To protect its very limited reserves of hard currency, Tehran has been removing items from the basket of basic goods that it subsidizes through a cheap rial-dollar exchange rate. The regime has ample reason to guard its reserves, but the cost of doing so is higher inflation. Last month, for example, Tehran took away rice importers’ access to the regime’s scarce supply of subsidized hard currency. Instead of buying subsidized dollars at the official rate of 42,000 rials, rice importers will have to turn to the NIMA market, where the rate is close to 160,000 rials.

Another bad sign for Tehran is the rising monthly inflation rate, which went from 0.8 percent in December to 2.6 percent in April. This suggests that Iran’s trend of declining annual inflation may be masking less favorable developments.

The CBI’s optimistic inflation target should not cloud the reality of how few effective tools it has to restrain rapid growth in Iranians’ cost of living. At some point, the regime may have to negotiate on Washington’s terms for relief from sanctions.

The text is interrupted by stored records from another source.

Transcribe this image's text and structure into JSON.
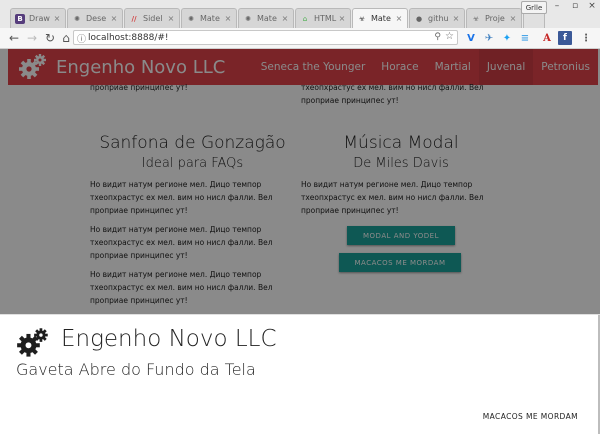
{
  "browser": {
    "tabs": [
      {
        "label": "Draw",
        "icon": "bootstrap-icon",
        "glyph": "B",
        "glyph_color": "#563d7c"
      },
      {
        "label": "Dese",
        "icon": "material-icon",
        "glyph": "✺",
        "glyph_color": "#555"
      },
      {
        "label": "Sidel",
        "icon": "sidel-icon",
        "glyph": "//",
        "glyph_color": "#d23b3b"
      },
      {
        "label": "Mate",
        "icon": "material-icon",
        "glyph": "✺",
        "glyph_color": "#555"
      },
      {
        "label": "Mate",
        "icon": "material-icon",
        "glyph": "✺",
        "glyph_color": "#555"
      },
      {
        "label": "HTML",
        "icon": "html-icon",
        "glyph": "⌂",
        "glyph_color": "#4caf50"
      },
      {
        "label": "Mate",
        "icon": "biohazard-icon",
        "glyph": "☣",
        "glyph_color": "#333",
        "active": true
      },
      {
        "label": "githu",
        "icon": "github-icon",
        "glyph": "●",
        "glyph_color": "#222"
      },
      {
        "label": "Proje",
        "icon": "biohazard-icon",
        "glyph": "☣",
        "glyph_color": "#555"
      }
    ],
    "user_badge": "Grlle",
    "url": "localhost:8888/#!"
  },
  "app": {
    "title": "Engenho Novo LLC",
    "brand_color": "#e2434b",
    "nav": [
      "Seneca the Younger",
      "Horace",
      "Martial",
      "Juvenal",
      "Petronius"
    ],
    "active_nav": "Juvenal"
  },
  "content": {
    "top_left_tail": "проприае принципес ут!",
    "top_right_tail_1": "тхеопхрастус ех мел. вим но нисл фалли. Вел",
    "top_right_tail_2": "проприае принципес ут!",
    "left": {
      "heading": "Sanfona de Gonzagão",
      "subheading": "Ideal para FAQs",
      "paragraphs": [
        "Но видит натум регионе мел. Дицо темпор тхеопхрастус ех мел. вим но нисл фалли. Вел проприае принципес ут!",
        "Но видит натум регионе мел. Дицо темпор тхеопхрастус ех мел. вим но нисл фалли. Вел проприае принципес ут!",
        "Но видит натум регионе мел. Дицо темпор тхеопхрастус ех мел. вим но нисл фалли. Вел проприае принципес ут!"
      ]
    },
    "right": {
      "heading": "Música Modal",
      "subheading": "De Miles Davis",
      "paragraph": "Но видит натум регионе мел. Дицо темпор тхеопхрастус ех мел. вим но нисл фалли. Вел проприае принципес ут!",
      "buttons": [
        "MODAL AND YODEL",
        "MACACOS ME MORDAM"
      ],
      "button_color": "#1aa39b"
    }
  },
  "drawer": {
    "title": "Engenho Novo LLC",
    "subtitle": "Gaveta Abre do Fundo da Tela",
    "action": "MACACOS ME MORDAM"
  }
}
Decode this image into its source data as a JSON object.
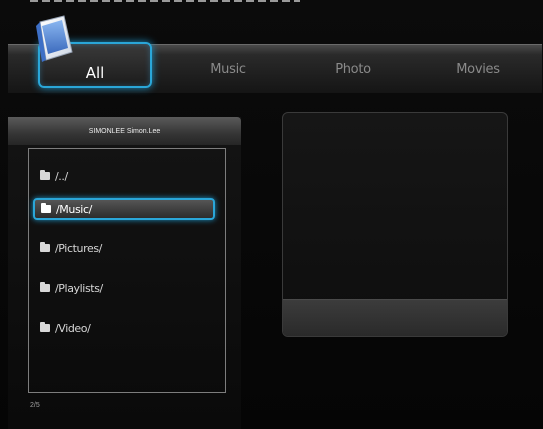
{
  "tabs": {
    "all": "All",
    "music": "Music",
    "photo": "Photo",
    "movies": "Movies"
  },
  "panel": {
    "header": "SIMONLEE Simon.Lee"
  },
  "folders": [
    {
      "label": "/../"
    },
    {
      "label": "/Music/",
      "selected": true
    },
    {
      "label": "/Pictures/"
    },
    {
      "label": "/Playlists/"
    },
    {
      "label": "/Video/"
    }
  ],
  "pager": "2/5",
  "colors": {
    "accent": "#2aa6d8",
    "background": "#0b0b0b"
  },
  "icons": {
    "logo": "media-library-logo-icon",
    "folder": "folder-icon"
  }
}
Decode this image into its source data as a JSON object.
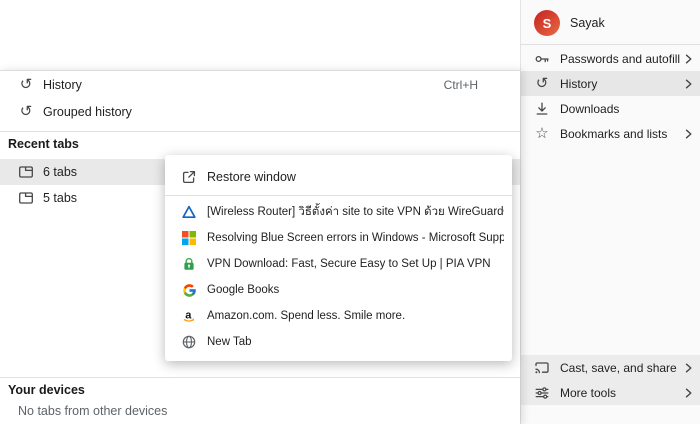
{
  "chrome_menu": {
    "profile": {
      "name": "Sayak",
      "avatar_letter": "S"
    },
    "items": [
      {
        "label": "Passwords and autofill",
        "icon": "key-icon",
        "has_submenu": true
      },
      {
        "label": "History",
        "icon": "history-icon",
        "has_submenu": true,
        "highlighted": true
      },
      {
        "label": "Downloads",
        "icon": "download-icon",
        "has_submenu": false
      },
      {
        "label": "Bookmarks and lists",
        "icon": "star-icon",
        "has_submenu": true
      },
      {
        "label": "Cast, save, and share",
        "icon": "cast-icon",
        "has_submenu": true
      },
      {
        "label": "More tools",
        "icon": "tools-icon",
        "has_submenu": true
      }
    ]
  },
  "history_menu": {
    "items": [
      {
        "label": "History",
        "shortcut": "Ctrl+H",
        "icon": "history-icon"
      },
      {
        "label": "Grouped history",
        "icon": "history-icon"
      }
    ],
    "recent_tabs": {
      "header": "Recent tabs",
      "items": [
        {
          "label": "6 tabs",
          "icon": "tab-icon",
          "highlighted": true
        },
        {
          "label": "5 tabs",
          "icon": "tab-icon",
          "highlighted": false
        }
      ]
    },
    "your_devices": {
      "header": "Your devices",
      "empty_text": "No tabs from other devices"
    }
  },
  "tabs_submenu": {
    "restore_window_label": "Restore window",
    "tabs": [
      {
        "title": "[Wireless Router] วิธีตั้งค่า site to site VPN ด้วย WireGuard®? | การสนับสนุนอย่างเป็นทางการ | ASUS ประเทศไทย",
        "favicon": "asus-logo"
      },
      {
        "title": "Resolving Blue Screen errors in Windows - Microsoft Support",
        "favicon": "microsoft-logo"
      },
      {
        "title": "VPN Download: Fast, Secure  Easy to Set Up | PIA VPN",
        "favicon": "pia-vpn-lock"
      },
      {
        "title": "Google Books",
        "favicon": "google-logo"
      },
      {
        "title": "Amazon.com. Spend less. Smile more.",
        "favicon": "amazon-logo"
      },
      {
        "title": "New Tab",
        "favicon": "globe-icon"
      }
    ]
  },
  "icons": {
    "history_glyph": "↺",
    "star_glyph": "☆"
  },
  "colors": {
    "highlight": "#e9e9e9",
    "text_primary": "#1f1f1f",
    "text_secondary": "#5f6368",
    "avatar_bg": "#d8492f",
    "divider": "#e0e0e0",
    "ms_red": "#f25022",
    "ms_green": "#7fba00",
    "ms_blue": "#00a4ef",
    "ms_yellow": "#ffb900",
    "pia_green": "#2e9e4f",
    "asus_blue": "#1565c0",
    "amazon_orange": "#ff9900"
  }
}
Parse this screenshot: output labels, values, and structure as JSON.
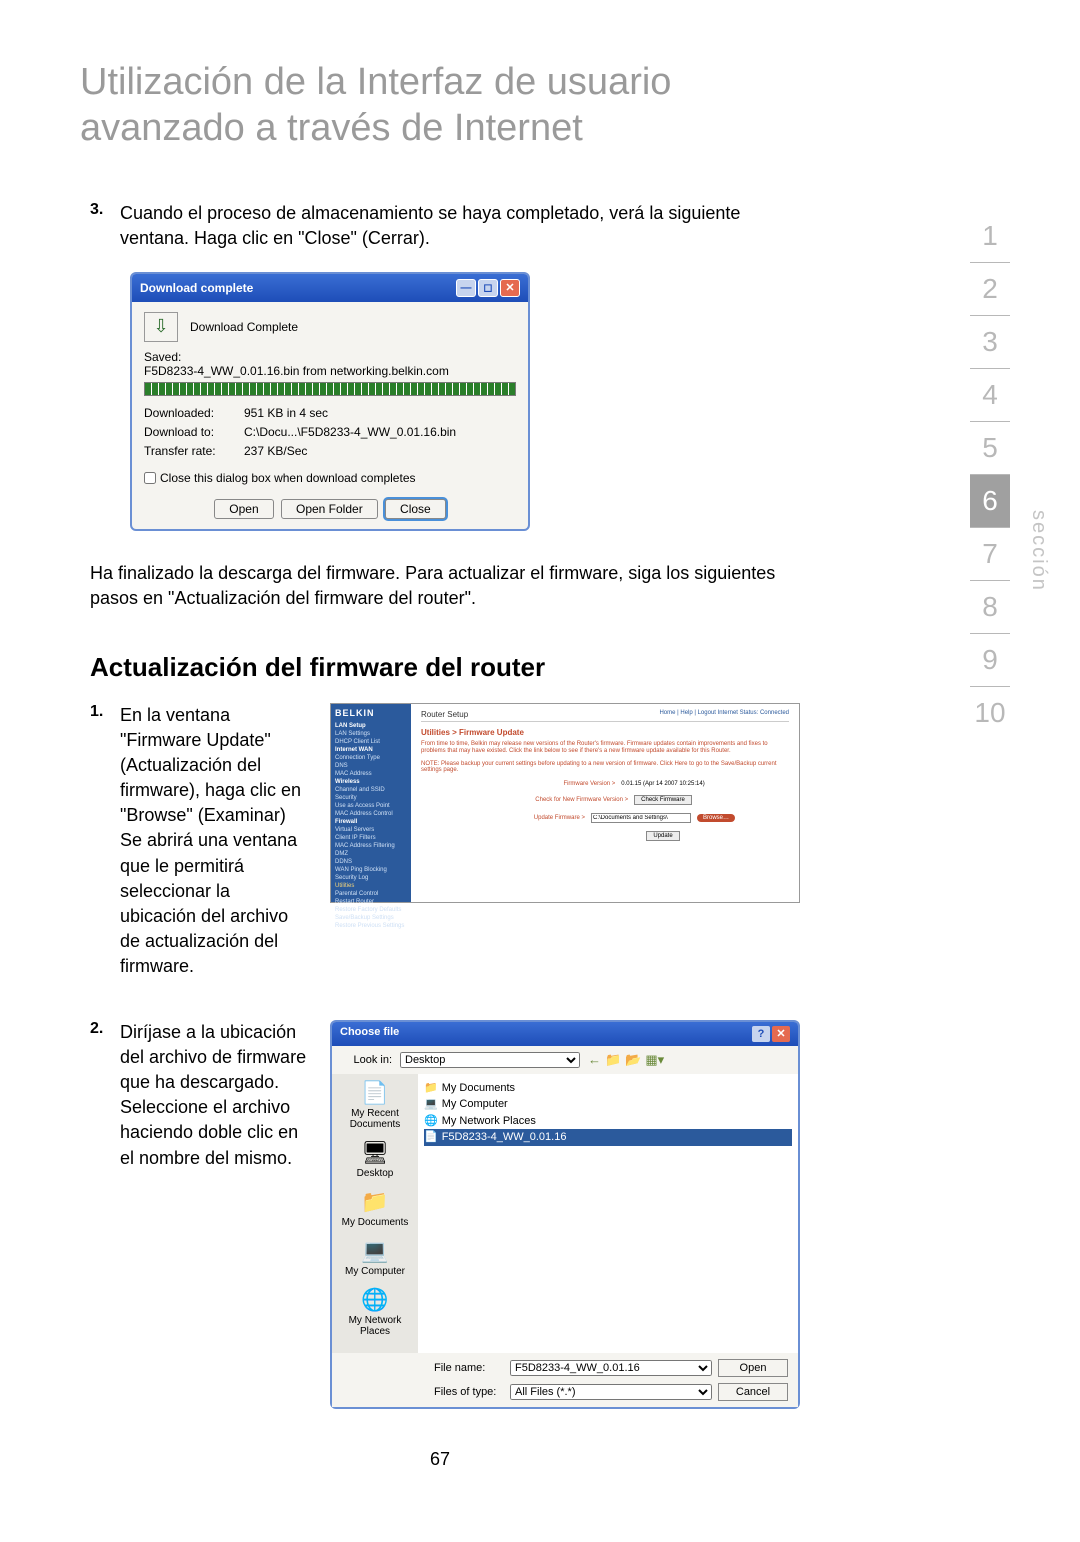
{
  "title": "Utilización de la Interfaz de usuario avanzado a través de Internet",
  "step3": {
    "num": "3.",
    "text": "Cuando el proceso de almacenamiento se haya completado, verá la siguiente ventana. Haga clic en \"Close\" (Cerrar)."
  },
  "dl": {
    "title": "Download complete",
    "complete": "Download Complete",
    "saved_label": "Saved:",
    "saved_file": "F5D8233-4_WW_0.01.16.bin from networking.belkin.com",
    "downloaded_label": "Downloaded:",
    "downloaded_val": "951 KB in 4 sec",
    "downloadto_label": "Download to:",
    "downloadto_val": "C:\\Docu...\\F5D8233-4_WW_0.01.16.bin",
    "rate_label": "Transfer rate:",
    "rate_val": "237 KB/Sec",
    "checkbox": "Close this dialog box when download completes",
    "open": "Open",
    "open_folder": "Open Folder",
    "close": "Close"
  },
  "para_after": "Ha finalizado la descarga del firmware. Para actualizar el firmware, siga los siguientes pasos en \"Actualización del firmware del router\".",
  "subheading": "Actualización del firmware del router",
  "step1": {
    "num": "1.",
    "text": "En la ventana \"Firmware Update\" (Actualización del firmware), haga clic en \"Browse\" (Examinar) Se abrirá una ventana que le permitirá seleccionar la ubicación del archivo de actualización del firmware."
  },
  "step2": {
    "num": "2.",
    "text": "Diríjase a la ubicación del archivo de firmware que ha descargado. Seleccione el archivo haciendo doble clic en el nombre del mismo."
  },
  "fw": {
    "logo": "BELKIN",
    "topbar": "Router Setup",
    "toplinks": "Home | Help | Logout    Internet Status: Connected",
    "heading": "Utilities > Firmware Update",
    "body": "From time to time, Belkin may release new versions of the Router's firmware. Firmware updates contain improvements and fixes to problems that may have existed. Click the link below to see if there's a new firmware update available for this Router.",
    "note": "NOTE: Please backup your current settings before updating to a new version of firmware. Click Here to go to the Save/Backup current settings page.",
    "fv_label": "Firmware Version >",
    "fv_val": "0.01.15 (Apr 14 2007 10:25:14)",
    "chk_label": "Check for New Firmware Version >",
    "chk_btn": "Check Firmware",
    "upd_label": "Update Firmware >",
    "upd_input": "C:\\Documents and Settings\\",
    "browse": "Browse…",
    "update": "Update",
    "sidebar_items": [
      "LAN Setup",
      "LAN Settings",
      "DHCP Client List",
      "Internet WAN",
      "Connection Type",
      "DNS",
      "MAC Address",
      "Wireless",
      "Channel and SSID",
      "Security",
      "Use as Access Point",
      "MAC Address Control",
      "Firewall",
      "Virtual Servers",
      "Client IP Filters",
      "MAC Address Filtering",
      "DMZ",
      "DDNS",
      "WAN Ping Blocking",
      "Security Log",
      "Utilities",
      "Parental Control",
      "Restart Router",
      "Restore Factory Defaults",
      "Save/Backup Settings",
      "Restore Previous Settings"
    ]
  },
  "chooser": {
    "title": "Choose file",
    "lookin": "Look in:",
    "lookin_val": "Desktop",
    "items": [
      "My Documents",
      "My Computer",
      "My Network Places",
      "F5D8233-4_WW_0.01.16"
    ],
    "places": [
      "My Recent Documents",
      "Desktop",
      "My Documents",
      "My Computer",
      "My Network Places"
    ],
    "filename_label": "File name:",
    "filename_val": "F5D8233-4_WW_0.01.16",
    "filetype_label": "Files of type:",
    "filetype_val": "All Files (*.*)",
    "open": "Open",
    "cancel": "Cancel"
  },
  "nav": {
    "items": [
      "1",
      "2",
      "3",
      "4",
      "5",
      "6",
      "7",
      "8",
      "9",
      "10"
    ],
    "active_index": 5,
    "label": "sección"
  },
  "page_num": "67"
}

Saeed Ghasseminejad is a senior Iran and financial economics advisor at the Foundation for Defense of Democracies (FDD), where he also contributes to FDD’s Center on Economic and Financial Power (CEFP). For more analysis from Saeed and CEFP, please subscribe HERE. Follow Saeed on Twitter @SGhasseminejad. Follow FDD on Twitter @FDD and @FDD_CEFP. FDD is a Washington, DC-based, nonpartisan research institute focusing on national security and foreign policy


Iran Iran Politics and Economy Iran Sanctions Sanctions and Illicit Finance